- Remitly, which provides digital financial services in 170 countries for cross-border remittances, said in a Tuesday press release that it would buy Israeli peer Rewire for $80 million, paying for the acquisition with stock and cash.
- Both companies are digital-era fintechs, with Seattle-based Remitly, founded in 2011, being only a few years older than Rewire, which was founded in 2015.
- With offices in Tel Aviv and Amsterdam, Rewire will expand Remitly’s reach beyond its current locations in London, Singapore, Manila, Philippines, Cork, Ireland and Managua, Nicaragua. Rewire’s customer base is “geographically complementary to Remitly,” the press release said.
Remitly has built its business on offering app-based digital services to migrants worldwide, aiming to enable customers to avoid using slower, more expensive traditional remittance services. Rewire’s approach has been similar in trying to create a simple service that users can tap easily.
“Rewire’s customers create an account with which money can be stored to be remitted at any time,” the release said. “This approach deepens relationships with customers and provides additional flexibility and convenience.”
Remitly expects Rewire’s product development and engineering to enhance its workforce, the company said in the release. Rewire has about 150 employees and the combined company will have close to 2,400 employees globally, a spokesperson for Remitly said. Remitly plans to retain all of Rewire’s employees, the spokesperson said.

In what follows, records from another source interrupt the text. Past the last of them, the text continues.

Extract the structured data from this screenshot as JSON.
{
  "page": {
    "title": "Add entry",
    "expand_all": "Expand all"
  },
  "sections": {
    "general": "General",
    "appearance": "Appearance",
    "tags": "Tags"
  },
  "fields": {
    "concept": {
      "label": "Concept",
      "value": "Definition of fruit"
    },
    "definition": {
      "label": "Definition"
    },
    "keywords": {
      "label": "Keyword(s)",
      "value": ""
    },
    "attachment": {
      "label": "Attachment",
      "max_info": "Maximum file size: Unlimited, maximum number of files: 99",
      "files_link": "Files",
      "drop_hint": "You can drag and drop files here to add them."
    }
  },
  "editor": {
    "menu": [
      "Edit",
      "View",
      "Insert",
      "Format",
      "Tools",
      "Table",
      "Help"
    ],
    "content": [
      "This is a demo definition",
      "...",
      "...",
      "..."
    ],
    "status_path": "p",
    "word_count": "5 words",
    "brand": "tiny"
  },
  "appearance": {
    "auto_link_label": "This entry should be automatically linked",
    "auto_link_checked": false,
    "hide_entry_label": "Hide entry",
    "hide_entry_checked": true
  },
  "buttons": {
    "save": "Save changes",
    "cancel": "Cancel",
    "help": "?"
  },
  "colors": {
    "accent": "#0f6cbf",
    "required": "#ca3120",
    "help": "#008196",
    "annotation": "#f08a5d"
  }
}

“This acquisition is consistent with Remitly’s strategy of acquiring assets that complement the existing platform, expand its geographical presence, and create strong cross-selling opportunities,” the financial firm William Blair said in a Tuesday equity research report regarding the acquisition.
Remittance payments have been expected to continue climbing this year to $802 billion, an increase of about 3.7% from a year earlier, largely because of the upheaval in Ukraine caused by Russia’s invasion in February, according to a World Bank report earlier this year. On average globally, it cost 6% to send $200 in the fourth quarter of 2021, the World Bank said.
Of the 7,586 consumers surveyed in Mastercard’s 2022 Borderless Payments Report, the share of consumers who made more frequent cross-border payments last year was 44%, up from 38% in 2020. Similarly, the share who received more frequent payments was 43% last year, up from 36% in 2020.
Remitly doesn’t expect any material impact this year from the acquisition to its revenue or earnings before taxes, interest, depreciation and amortization. The transaction is expected to close in the second half of this year.
“Rewire accelerates our progress as together we will continue to bring to market trusted financial services that are inclusive and accessible to all,” Remitly CEO and cofounder Matt Oppenheimer said in the release.